I think I shall have to give it a rest for a while -my head is spinning. Having just read an article that concludes PD is the result of a faulty fight/flight response ( the susgestion being that the emotional make -up of individuals who develop PD is such that they "freeze" rather than do something more appropriate and this becomes a trace memory) and then to discover that things I have been taught were not good for me (smoking and too much caffiene) may revent the onset of PD, I think a little Mozart is called for.

Despite all the hours I have spent looking at different sites, I have not come across anything that answers Turnips excellent 3 Q's. But I will not give up. I did however find a few articles about the use of some histamines in the treatment of PD, specifically diphenhydramine for dyskinesia and Rivastigine having a significant (+ive) effect on cognitive functions and behavioural problems associated with PD dementia.

Eileenpatricia - some of the articles I read stated as many as 20 years for PD symtoms to be present but not recognised as such. You reminded me of a school report some 40+ years ago which suggested I might approach my work with a little less attentin to detail but with more energy. And it was not a PE report

#19
re Ibuprofen - I am delighted that you find it helpful Blue-eyes. I have read there is a correlation between the use of this and a lower risk of developing PD, but not (yet) that it may reduce the need for levodopa medicines.

From a personal point of view, I will not give this a try. Apparently the reason I am intolerant to PD medication is that my liver does not funtion all that well, possibly due to a childhood illnes, and NSAID's are contraindicated.

#20
Turnip......

1) why is pd always initially unilateral? If PD (along with Alzheimers and Dementia with Lewy Bodies as argued recently (http://211.144.68.84:9998/91keshi/Public/File/41/336-6088/pdf/1511.full.pdf)
is a prion disease then most probably the reason it doesn't start up until late in life is because the cell manages to bin the prion before it reaches sufficiently high concentration to cause trouble.
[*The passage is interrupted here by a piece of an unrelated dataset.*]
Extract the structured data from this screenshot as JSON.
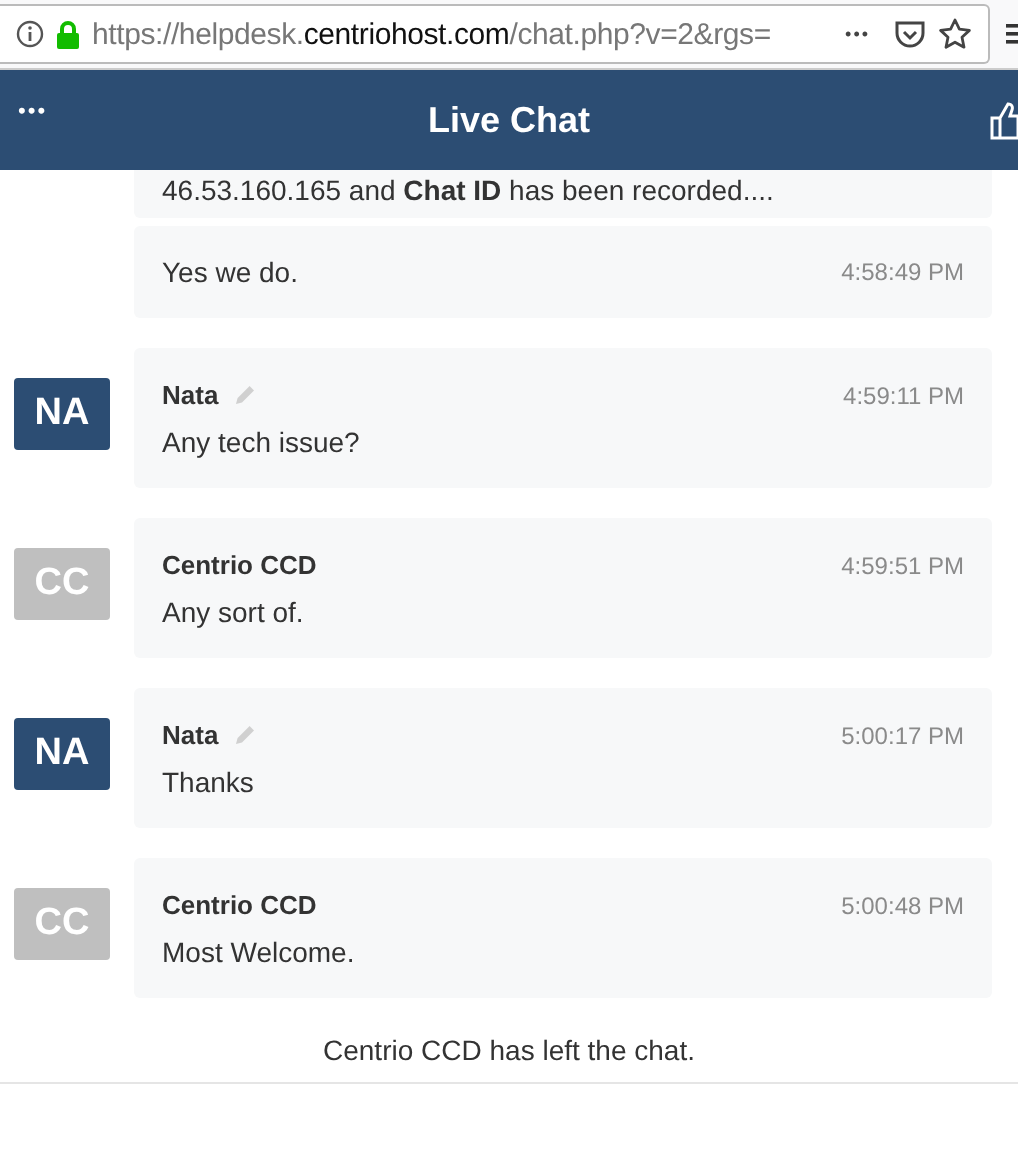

In familial cases the cell manages to identify and dispose of mutant proteins. In the 1 in 500 of us the rubbish disposal system in one of the billions of brain cells gets less efficient as we get older or gets simply overwhemed by toxins, the cell gets unhealthy and alpha synuclein prion form builds up to levels sufficient to infect the neighbouring cells. So in this scenario, PD starts somewhere in the brain and spreads by cell to cell contact. If it is unilateral (do you mean in one hemisphere?)maybe that's because of the geography of the brain's neronal or vascular connections.




2) why only the subs. nigra? why are those cells so vulnerable and others resistant?
Areas of Lewy body inclusions are found elsewhere in the PD brain but the substantia nigra seems particularly susceptible. Some experimental evidence suggests there is more oxidative stress in the subs. nigra due to its high rate of dopamine biosynthesis which facilitates the build up of prion....
(http://www.springerlink.com/content/r6701k82p8462827/)

3) why is it so slow? even prions are faster (unless there is a cjd disaster waiting in the wings). i know many of us believe it has taken 20 or 30 years for our condition to reach this stage. that seems an extraordinarily slow spread.
.....see the answer to 1. PD onset is presumably controlled by the brain's error eradicating mechanisms (autophagy, ubiquitin tagging, apoptosis) but for 1 in 500 of us in one of our billions of brain cells that mechanism falters one day....


Bernadette............loved the poem !